Boris Johnson, the Conservative Mayor of London who recently compared the super-rich to “a put-upon minority” like the homeless, has now claimed that greed and inequality are virtues that should be celebrated — and that they actually benefit society.
In a series of highly provocative remarks, Johnson (who is seen as a potential future leader of the Conservative Party) claimed that equality is not only undesirable, but also not possible because of the number of people who have low IQs. Departing from his prepared remarks, Johnson told his audience that since 16% of the population has an IQ below 85, we should be doing more to help the 2% in society with an IQ over 130.
Delivering the annual Margaret Thatcher lecture to the Centre for Policy Studies, Johnson said:
The harder you shake the pack the easier it will be for some cornflakes to get to the top. . . I stress – I don’t believe that economic equality is possible; indeed some measure of inequality is essential for the spirit of envy and keeping up with the Joneses that is, like greed, a valuable spur to economic activity.
Seeking to shore up his support on the right of the Conservative Party, Johnson invoked the spirit of the late Margaret Thatcher, Britain’s most successful and controversial post-war prime minister. Her revolutionary economic policies, known here as “The Big Bang,” deregulated the stock exchange and removed regulation from the financial sector. While the wealth of a small minority exploded, income inequality, unemployment and poverty rose to record levels.
To avoid the harshness that Thatcher is still associated with by her opponents, Johnson said he wanted an updated, more socially conscious form of Thatcherism:
I hope that this time the Gordon Gekkos of London are conspicuous not just for their greed, valid motivator though greed may be for economic progress, as for what they give and do for the rest of the population, many of whom have experienced real falls in their incomes over the last five years.

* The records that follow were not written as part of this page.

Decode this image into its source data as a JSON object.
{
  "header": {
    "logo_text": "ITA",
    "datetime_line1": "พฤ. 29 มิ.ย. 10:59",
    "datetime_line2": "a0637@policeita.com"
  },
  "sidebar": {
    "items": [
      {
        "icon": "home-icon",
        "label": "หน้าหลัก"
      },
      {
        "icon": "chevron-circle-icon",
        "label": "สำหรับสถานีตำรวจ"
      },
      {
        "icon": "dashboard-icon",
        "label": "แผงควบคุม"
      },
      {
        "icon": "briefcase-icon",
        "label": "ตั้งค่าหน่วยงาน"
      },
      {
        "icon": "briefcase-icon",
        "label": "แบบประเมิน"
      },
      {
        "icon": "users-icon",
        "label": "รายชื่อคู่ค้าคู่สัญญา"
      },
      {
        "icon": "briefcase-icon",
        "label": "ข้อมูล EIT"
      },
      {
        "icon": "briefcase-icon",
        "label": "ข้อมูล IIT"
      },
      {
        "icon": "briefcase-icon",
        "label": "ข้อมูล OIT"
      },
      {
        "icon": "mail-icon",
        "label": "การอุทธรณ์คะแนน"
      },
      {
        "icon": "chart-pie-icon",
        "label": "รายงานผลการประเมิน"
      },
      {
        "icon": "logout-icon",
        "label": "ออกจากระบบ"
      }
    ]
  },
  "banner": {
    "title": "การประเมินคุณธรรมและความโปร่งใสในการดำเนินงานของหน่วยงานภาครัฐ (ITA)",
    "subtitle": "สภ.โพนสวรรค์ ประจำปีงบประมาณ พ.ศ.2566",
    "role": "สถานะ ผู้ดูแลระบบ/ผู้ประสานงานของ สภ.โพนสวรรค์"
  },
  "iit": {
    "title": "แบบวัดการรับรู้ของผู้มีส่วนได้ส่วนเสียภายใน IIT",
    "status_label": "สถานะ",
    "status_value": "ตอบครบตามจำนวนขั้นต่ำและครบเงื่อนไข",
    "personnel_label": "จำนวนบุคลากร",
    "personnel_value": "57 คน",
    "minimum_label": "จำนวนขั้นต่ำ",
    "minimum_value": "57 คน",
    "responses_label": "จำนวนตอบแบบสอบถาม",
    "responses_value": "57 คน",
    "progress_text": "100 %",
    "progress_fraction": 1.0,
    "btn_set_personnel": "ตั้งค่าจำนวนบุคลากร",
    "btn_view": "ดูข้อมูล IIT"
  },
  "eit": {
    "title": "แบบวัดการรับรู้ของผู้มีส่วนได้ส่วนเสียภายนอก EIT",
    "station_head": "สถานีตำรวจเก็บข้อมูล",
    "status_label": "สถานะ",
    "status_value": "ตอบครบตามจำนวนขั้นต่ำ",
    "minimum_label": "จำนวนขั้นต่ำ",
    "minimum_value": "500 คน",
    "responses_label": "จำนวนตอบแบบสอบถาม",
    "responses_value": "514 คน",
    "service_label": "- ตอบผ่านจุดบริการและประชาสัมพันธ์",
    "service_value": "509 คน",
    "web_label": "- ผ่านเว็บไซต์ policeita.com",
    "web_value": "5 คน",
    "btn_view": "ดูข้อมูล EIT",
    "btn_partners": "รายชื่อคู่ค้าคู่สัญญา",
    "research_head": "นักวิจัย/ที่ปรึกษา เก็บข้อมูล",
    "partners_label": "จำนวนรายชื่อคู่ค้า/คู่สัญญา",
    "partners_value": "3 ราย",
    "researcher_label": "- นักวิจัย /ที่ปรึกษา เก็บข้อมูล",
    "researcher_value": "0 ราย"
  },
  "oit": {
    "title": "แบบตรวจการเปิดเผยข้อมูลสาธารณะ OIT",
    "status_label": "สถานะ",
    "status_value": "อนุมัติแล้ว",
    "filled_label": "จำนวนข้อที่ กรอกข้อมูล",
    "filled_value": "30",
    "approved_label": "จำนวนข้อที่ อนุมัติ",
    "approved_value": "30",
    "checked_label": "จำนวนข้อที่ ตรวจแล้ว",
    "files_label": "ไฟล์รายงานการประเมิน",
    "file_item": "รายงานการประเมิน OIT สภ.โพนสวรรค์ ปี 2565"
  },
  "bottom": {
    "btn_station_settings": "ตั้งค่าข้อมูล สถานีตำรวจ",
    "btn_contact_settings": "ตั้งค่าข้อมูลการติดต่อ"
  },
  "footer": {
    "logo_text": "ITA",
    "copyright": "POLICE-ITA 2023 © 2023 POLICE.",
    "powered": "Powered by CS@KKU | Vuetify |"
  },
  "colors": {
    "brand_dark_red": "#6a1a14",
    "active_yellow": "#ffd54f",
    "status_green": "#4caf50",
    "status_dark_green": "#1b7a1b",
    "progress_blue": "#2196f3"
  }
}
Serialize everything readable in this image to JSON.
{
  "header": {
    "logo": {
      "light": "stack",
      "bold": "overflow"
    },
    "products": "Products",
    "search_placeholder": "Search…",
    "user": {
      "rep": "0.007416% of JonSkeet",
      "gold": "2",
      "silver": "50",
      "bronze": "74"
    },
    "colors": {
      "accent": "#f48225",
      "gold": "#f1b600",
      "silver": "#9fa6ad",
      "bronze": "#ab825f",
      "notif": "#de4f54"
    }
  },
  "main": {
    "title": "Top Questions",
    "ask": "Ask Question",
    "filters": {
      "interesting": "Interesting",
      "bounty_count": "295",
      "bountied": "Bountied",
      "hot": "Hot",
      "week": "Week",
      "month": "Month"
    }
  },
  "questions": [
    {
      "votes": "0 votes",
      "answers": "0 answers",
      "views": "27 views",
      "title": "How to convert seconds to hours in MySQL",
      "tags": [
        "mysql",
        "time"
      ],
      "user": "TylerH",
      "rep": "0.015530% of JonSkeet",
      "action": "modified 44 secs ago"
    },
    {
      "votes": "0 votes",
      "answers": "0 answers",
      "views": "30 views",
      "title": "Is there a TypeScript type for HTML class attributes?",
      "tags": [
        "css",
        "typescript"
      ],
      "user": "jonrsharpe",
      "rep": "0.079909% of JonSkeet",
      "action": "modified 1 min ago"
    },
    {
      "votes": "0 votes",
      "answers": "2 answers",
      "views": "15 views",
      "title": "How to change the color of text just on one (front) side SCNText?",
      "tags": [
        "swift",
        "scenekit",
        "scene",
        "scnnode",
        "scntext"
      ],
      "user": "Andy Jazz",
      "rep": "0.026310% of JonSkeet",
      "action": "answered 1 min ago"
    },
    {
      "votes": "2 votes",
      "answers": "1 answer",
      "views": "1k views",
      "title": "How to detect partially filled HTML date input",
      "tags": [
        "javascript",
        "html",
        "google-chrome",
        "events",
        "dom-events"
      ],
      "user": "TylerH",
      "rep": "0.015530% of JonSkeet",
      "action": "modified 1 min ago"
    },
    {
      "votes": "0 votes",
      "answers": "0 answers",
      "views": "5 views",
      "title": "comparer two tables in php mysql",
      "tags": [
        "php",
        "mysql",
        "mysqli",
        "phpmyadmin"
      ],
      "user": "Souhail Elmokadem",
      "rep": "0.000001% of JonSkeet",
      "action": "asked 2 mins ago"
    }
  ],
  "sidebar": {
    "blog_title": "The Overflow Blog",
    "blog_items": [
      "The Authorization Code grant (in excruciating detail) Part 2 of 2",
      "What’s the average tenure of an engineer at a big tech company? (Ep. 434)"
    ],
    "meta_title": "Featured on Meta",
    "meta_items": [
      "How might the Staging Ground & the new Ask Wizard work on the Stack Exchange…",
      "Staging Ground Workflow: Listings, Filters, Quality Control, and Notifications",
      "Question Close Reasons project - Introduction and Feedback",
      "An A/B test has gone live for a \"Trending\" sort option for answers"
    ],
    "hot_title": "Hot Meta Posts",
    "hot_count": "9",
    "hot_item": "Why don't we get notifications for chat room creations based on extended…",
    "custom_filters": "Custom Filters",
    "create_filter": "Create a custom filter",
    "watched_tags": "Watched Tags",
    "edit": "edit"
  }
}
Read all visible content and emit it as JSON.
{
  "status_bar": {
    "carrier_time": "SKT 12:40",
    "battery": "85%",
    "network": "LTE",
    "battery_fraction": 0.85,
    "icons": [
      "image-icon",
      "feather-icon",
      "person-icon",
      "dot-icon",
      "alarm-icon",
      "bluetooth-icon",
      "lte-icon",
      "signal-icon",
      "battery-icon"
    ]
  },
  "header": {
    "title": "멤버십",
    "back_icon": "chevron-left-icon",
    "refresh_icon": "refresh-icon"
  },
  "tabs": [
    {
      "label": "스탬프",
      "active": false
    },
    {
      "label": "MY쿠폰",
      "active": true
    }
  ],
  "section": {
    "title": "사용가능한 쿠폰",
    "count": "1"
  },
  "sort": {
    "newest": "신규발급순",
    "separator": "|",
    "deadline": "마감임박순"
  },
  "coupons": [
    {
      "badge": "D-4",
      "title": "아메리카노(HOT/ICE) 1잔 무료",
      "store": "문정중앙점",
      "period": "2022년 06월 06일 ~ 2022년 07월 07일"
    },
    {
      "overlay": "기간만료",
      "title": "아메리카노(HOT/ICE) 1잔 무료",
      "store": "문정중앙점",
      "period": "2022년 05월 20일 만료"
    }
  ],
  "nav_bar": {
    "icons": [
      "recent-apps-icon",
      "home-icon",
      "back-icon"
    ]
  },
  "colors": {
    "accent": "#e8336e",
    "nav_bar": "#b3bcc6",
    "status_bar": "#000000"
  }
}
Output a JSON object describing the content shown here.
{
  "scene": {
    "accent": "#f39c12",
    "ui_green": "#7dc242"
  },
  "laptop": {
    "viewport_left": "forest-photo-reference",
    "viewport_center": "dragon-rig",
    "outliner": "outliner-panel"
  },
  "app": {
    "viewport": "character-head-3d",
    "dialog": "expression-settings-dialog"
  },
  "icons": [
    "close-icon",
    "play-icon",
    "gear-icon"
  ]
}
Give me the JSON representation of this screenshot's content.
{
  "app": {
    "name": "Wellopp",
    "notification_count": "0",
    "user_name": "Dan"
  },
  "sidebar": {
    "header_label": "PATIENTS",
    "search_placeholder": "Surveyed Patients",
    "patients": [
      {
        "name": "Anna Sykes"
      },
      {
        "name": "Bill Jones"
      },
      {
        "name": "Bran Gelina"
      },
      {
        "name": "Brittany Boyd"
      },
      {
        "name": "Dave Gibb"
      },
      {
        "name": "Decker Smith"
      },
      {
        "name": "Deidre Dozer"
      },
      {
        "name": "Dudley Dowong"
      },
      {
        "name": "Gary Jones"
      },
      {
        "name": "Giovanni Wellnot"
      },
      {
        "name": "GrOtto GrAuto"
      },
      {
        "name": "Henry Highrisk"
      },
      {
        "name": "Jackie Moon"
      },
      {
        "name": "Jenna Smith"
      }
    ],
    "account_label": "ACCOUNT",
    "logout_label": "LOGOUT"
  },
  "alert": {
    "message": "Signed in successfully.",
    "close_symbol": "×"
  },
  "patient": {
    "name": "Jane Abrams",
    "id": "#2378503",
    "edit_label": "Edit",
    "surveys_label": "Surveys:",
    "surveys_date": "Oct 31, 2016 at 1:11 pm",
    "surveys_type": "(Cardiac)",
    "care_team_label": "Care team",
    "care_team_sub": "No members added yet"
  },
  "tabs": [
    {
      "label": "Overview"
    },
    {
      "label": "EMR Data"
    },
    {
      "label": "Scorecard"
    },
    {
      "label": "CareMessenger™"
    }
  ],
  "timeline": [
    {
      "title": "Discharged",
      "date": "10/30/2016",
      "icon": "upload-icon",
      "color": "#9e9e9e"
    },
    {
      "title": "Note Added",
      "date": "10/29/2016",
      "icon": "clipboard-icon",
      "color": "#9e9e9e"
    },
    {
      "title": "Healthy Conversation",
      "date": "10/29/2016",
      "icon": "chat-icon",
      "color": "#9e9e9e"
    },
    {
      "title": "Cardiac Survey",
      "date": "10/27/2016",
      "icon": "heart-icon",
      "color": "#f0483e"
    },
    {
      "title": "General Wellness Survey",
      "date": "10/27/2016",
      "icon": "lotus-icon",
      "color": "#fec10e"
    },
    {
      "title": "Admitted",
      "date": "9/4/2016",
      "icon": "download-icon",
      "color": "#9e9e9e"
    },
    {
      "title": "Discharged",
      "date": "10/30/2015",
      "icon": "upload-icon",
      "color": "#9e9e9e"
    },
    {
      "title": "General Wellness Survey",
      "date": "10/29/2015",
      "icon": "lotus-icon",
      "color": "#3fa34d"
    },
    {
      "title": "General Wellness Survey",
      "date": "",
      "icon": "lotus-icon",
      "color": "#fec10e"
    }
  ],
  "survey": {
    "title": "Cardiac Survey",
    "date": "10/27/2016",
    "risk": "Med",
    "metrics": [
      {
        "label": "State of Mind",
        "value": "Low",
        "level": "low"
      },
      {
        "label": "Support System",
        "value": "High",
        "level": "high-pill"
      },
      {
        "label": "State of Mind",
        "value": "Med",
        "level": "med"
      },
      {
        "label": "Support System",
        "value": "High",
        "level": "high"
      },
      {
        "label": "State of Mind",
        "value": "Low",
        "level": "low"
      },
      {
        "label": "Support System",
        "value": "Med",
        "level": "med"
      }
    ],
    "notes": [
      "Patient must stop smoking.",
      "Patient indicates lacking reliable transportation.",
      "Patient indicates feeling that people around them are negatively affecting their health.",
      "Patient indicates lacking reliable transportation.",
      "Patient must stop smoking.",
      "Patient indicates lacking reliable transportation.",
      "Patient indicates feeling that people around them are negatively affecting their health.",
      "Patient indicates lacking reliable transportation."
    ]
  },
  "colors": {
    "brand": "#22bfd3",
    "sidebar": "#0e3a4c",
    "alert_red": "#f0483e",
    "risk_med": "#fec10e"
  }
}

Johnson’s assertion that we should be celebrating inequality and greed instead of criticizing them is consistent with his recent claim that we should stop discriminating against the super-rich who he believes are being unfairly targeted. Unfortunately, the facts do not seem to back him up.
A 2011 report by the OECD showed that income inequality in Britain rose faster than in any other industrialized nation since the 1970s, including the United States. The think-tank’s report showed that annual average income of the top 10% of earners in 2008 was just under £55,000 ($89, 842). This was 12 times higher than the average income for the bottom 10%, a mere £4,700 ($7,677). Meanwhile the share of wealth enjoyed by the top 1% of income earners in the UK rose from 7.1% in 1970 to 14.3% in 2005.
Among the super-rich, things are even better. The top 0.1% of earners in Britain now hold a staggering 5% of total pre-tax income, a figure not seen since the Second World War.
Watch a segment of Boris Johnson’s speech in the video below: